About Leptotrombidium deliense
There are very few known human diseases that involve pathogens transmitted by mites; the most important is tsutsugamushi disease, or scrub typhus, caused by the bacterium (Orientia tsutsugamushi) that is transmitted by several members of the genus Leptotrombidium (/ˌlɛptoʊtrɒmˈbɪdiəm/) (Family Trombiculidae) in south eastern Asia, Australia and the pacific islands (Mullen and Durden, 2002).

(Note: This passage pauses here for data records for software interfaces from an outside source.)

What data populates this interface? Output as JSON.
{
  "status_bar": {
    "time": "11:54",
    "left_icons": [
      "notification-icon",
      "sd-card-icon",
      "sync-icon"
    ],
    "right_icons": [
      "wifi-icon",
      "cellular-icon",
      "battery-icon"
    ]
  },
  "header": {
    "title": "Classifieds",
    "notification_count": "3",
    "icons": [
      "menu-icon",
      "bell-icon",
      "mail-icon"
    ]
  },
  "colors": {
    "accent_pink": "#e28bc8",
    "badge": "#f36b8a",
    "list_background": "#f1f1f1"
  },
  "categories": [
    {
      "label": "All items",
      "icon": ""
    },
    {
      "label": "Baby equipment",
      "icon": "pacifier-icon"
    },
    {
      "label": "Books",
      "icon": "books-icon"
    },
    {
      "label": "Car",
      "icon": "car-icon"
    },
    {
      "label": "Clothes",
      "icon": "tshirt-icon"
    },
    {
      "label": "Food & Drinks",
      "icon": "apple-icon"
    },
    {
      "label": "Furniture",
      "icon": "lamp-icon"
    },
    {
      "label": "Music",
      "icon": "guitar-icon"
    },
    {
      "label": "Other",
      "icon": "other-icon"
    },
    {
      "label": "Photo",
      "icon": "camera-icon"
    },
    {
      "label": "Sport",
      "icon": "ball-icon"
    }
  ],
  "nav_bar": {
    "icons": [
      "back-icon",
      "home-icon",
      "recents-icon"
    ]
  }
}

The life cycle of the mite includes 7 stages: egg, deutovum (or prelarva), larva, nymphochrysalis, nymph, imagochrysalis and adult. Of these stages only the larva (known as 'chiggers') is an ectoparasitic stage which feeds on a wide variety of hosts (rodents, but also occasionally humans and other large mammals) , whereas the nymphs and adults are predators of other arthropods (Makepeace B.L. et al, "Genomes of trombidid mites reveal novel predicted allergens and laterally transferred genes associated with secondary metabolism ", Giga Science, 2018). Larvae ingest tissue exudates via a feeding tube ('stylostome') that is formed at the attachemnet site, but which is extraneous to the larval mouthparts.
Leptotrombidium deliense isolate UoL-UT collected from Berdmore's ground squirrels (Menetes berdmorei) captured in Udonthani Province, Thailand, in September 2015. BioSample record SAMN06473100.
UoL-UT represents an isolate from the wild, and is not a propagated laboratory strain. It was used for the generation of the VectorBase reference assembly LdelU1
Picture credit: Dr Kittipong Chaisiri, Mahidol University
Taxonomy ID 299467
Data source University of Liverpool
This species currently has no variation database. However you can process your own variants using the Variant Effect Predictor: